On the evening of February 6, 1948, close to 1,000 people squeezed into New Lecture Hall to hear a debate between a Harvard professor and the Attorney-General of Massachusetts.
Most of the crowd was composed of students; most of them were cheerfully hostile to the Attorney-General. The subject of the debate was a bill he was sponsoring, which if passed, would have had far-reaching effects upon the University and the whole educational system of the Commonwealth.
This bill, "H-220," barred from employment in any educational institution in the state any "person who is a member of the Communist Party or who by speech or in writing advocates its doctrines, or who by speech or in writing advocates the overthrow by force" of the government.
The bill also provided that if "violations" occurred, both the employee and the employer would be punished by a maximum penalty of one year's imprisonment and a $10,000 fine.
The Harvard professor, Kirtley F. Mather, argued that the bill's wording was dangerously loose. He said that Communists advocate such "doctrines" as freedom of speech and world peace. Any professor--or any dormitory janitor--who expressed similar views would be subject to prosecution if the bill were enacted, he claimed.
The Attorney-General, Clarence A. Barnes, complained that his opponents were reading too much into his proposal. "This bill places no prohibition against the teachings of any subject or of any doctrine," he said. "It merely forbids the employment of teachers who are committed to a program of lies, deceits, and treachery."
Three days after the Mather-Barnes debate, President Conant testified before the House Education Committee, which had been considering the Barnes Bill since February 3. Conant spoke officially for Harvard, and was joined by representatives from Clark, Wellesley, Simmons, Williams, and MIT. They all condemned the bill.
The opposition to H-220 was successful. On March 3, the Barnes Bill--in amended form--was voted down by the House. At the same time, however, the House approved a bill excluding Communists from teaching in any state school or college.
This bill got through the Senate and was signed by Governor Robert F. Bradford '23 on March 19. It lacked practically all of the controversial features of the Attorney-General's proposal.
In the same period, there were three other measures in the same general spirit. All were defeated.
This spring, roughly a year after the Barnes Bill episode, there appeared another legislative attempt to throttle "subversive teaching" in Massachusetts.
Although this bill, presented by Representative Ralph W. Sullivan, at the beginning of the 1949 General Court session, attracted considerably less attention from the University than the Barnes Bill had, it also got considerably further along the path to enactment before it was scotched.
Sullivan's bill removed from tax exempt status "any educational organization that knowingly employs on its faculty a member of the Communist Party, or one who teaches its doctrines of atheism."
At first Sullivan remarked that he had no hope of getting his proposal passed, but by the date of the bill's hearing, March 28, he had become more optimistic. He announced that he would press hard for the passage of H-442, and substituted for "atheistic communism" advocacy of "the overthrow of the government of the United States by force or violence."
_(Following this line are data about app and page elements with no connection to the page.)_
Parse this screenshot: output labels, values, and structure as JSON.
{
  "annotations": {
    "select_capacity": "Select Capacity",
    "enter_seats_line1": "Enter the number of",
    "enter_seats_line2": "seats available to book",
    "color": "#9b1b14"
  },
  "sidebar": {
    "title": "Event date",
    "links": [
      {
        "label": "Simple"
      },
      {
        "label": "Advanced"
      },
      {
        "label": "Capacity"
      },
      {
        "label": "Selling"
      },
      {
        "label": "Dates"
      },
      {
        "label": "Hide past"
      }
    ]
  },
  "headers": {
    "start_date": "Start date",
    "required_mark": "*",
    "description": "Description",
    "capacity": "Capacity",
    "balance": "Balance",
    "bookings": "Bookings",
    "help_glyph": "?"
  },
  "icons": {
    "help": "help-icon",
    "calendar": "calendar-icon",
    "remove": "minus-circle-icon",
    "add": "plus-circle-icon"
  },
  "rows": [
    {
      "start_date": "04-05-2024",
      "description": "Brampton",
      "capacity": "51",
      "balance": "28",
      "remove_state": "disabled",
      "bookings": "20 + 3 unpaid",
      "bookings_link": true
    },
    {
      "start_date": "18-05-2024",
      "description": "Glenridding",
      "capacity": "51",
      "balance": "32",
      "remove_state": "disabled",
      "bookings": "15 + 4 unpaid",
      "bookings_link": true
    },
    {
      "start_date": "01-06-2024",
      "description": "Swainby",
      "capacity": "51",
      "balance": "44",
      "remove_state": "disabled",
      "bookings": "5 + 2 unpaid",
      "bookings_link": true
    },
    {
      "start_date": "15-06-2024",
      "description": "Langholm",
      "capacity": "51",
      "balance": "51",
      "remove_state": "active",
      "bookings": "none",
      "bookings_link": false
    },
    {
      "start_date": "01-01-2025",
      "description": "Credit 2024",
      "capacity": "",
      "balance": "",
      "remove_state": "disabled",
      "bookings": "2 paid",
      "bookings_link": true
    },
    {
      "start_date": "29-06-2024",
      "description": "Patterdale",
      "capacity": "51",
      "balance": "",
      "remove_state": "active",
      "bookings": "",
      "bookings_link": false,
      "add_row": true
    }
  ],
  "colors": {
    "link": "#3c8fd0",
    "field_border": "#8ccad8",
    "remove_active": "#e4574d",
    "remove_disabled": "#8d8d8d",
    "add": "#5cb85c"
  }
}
After the hearing ended, the Education Committee switched the wording of H-442 back from "advocacy of overthrow" to "atheistic communism." The penalty, which had been on the institution concerned, was instead placed on the individual teacher.
This re-worked version passed the House on May 4 without a single dissent, but was defeated in the Senate 5 days later. One representative said that most of his colleagues opposed the bill, but that they were "afraid to voice opposition to it because they themselves might be open to accusations of sympathizing with Communism."